• Input:
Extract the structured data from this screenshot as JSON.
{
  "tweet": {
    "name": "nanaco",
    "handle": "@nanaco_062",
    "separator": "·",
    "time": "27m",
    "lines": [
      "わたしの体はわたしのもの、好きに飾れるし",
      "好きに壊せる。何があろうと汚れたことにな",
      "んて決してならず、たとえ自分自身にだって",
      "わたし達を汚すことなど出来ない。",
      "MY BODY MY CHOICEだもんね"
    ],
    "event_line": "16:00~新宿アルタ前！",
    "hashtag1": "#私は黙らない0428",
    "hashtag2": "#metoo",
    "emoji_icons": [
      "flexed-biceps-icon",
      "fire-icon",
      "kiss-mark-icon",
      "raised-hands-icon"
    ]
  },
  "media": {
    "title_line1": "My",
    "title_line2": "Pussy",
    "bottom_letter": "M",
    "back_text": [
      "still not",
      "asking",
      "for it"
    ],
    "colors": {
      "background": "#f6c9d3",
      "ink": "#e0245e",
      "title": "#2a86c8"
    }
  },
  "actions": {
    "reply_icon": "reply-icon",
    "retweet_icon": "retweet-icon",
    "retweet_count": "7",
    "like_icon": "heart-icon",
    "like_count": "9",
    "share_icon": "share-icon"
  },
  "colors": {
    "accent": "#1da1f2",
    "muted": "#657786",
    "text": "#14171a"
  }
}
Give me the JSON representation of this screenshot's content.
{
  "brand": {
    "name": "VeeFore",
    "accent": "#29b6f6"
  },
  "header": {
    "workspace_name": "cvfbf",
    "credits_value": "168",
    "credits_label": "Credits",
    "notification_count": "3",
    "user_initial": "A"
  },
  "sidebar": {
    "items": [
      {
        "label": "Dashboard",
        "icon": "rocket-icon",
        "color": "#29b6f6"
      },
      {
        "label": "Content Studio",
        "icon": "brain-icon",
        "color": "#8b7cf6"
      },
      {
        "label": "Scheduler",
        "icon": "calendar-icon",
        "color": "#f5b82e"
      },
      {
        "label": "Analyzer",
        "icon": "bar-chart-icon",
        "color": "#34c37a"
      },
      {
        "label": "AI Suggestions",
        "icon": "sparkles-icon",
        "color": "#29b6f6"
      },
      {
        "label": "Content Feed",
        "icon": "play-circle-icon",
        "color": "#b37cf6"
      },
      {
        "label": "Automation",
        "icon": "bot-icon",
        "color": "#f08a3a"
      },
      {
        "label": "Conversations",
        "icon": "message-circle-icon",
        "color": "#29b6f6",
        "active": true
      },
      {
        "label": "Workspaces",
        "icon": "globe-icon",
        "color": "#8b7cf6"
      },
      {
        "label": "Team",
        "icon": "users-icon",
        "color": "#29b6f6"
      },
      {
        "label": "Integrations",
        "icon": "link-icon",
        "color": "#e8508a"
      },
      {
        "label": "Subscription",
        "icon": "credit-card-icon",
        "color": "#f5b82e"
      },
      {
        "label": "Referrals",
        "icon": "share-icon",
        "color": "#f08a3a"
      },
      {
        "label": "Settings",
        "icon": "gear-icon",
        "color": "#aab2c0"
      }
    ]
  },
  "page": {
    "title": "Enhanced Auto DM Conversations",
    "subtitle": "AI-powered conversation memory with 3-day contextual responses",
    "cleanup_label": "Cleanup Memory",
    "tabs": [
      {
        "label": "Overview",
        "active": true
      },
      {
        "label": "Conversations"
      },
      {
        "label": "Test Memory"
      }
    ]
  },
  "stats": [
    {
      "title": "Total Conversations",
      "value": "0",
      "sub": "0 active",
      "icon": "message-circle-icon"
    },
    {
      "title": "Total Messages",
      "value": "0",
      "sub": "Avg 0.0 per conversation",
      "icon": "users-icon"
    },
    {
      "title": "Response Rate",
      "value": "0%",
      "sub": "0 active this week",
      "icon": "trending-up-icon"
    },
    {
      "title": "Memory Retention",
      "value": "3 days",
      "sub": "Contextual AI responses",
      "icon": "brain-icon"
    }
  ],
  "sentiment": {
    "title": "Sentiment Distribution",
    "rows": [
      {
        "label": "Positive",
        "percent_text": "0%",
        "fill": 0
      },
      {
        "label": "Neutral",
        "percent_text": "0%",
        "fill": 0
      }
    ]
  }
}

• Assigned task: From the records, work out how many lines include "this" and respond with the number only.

• Answer section: 3